This article questions the effectiveness of the DARE (Drug Abuse Resistance Education) approach to juvenile drug abuse prevention and suggests alternatives.

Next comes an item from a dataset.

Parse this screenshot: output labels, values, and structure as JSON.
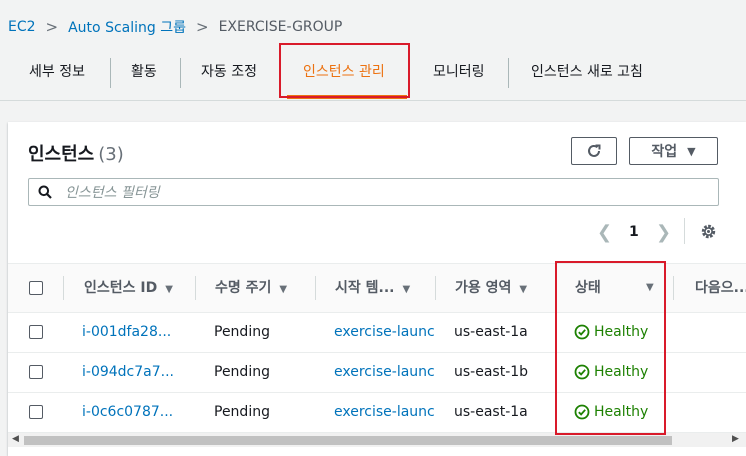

The traditional DARE program relies on the DARE police officer as an "expert." The core DARE curriculum uses frequent lectures and question-and-answer formats. Statistical studies suggest that this program structure is misdirected. Interactive teaching, with student dialog and cooperative or participatory learning with the teacher as a facilitator or catalyst to create discussion or interaction among the students is far more effective. Further, most long-term evaluations of drug use prevention programs in general show that curriculum effects deteriorate rather than strengthen over time. Within the spectrum of drug use prevention programs, those programs that emphasize knowledge and information are generally not as effective in preventing drug use among youth as programs that build social influence and social skills. Increasing a student's knowledge or information about drugs is unlikely to result in positive changes in attitude or behavior. DARE is, or should be, at a crossroads. The program should first be stripped of its politically untouchable shield and then subjected to serious objective analysis. If the political decision is made to retain DARE, the program should be expanded to include grades K-12 and restructured to become integrated into more comprehensive preventive strategies that are implemented over a longer time frame. Further, the role of the police officer within the school should be expanded to include a more multifaceted involvement in school life and student assistance programs.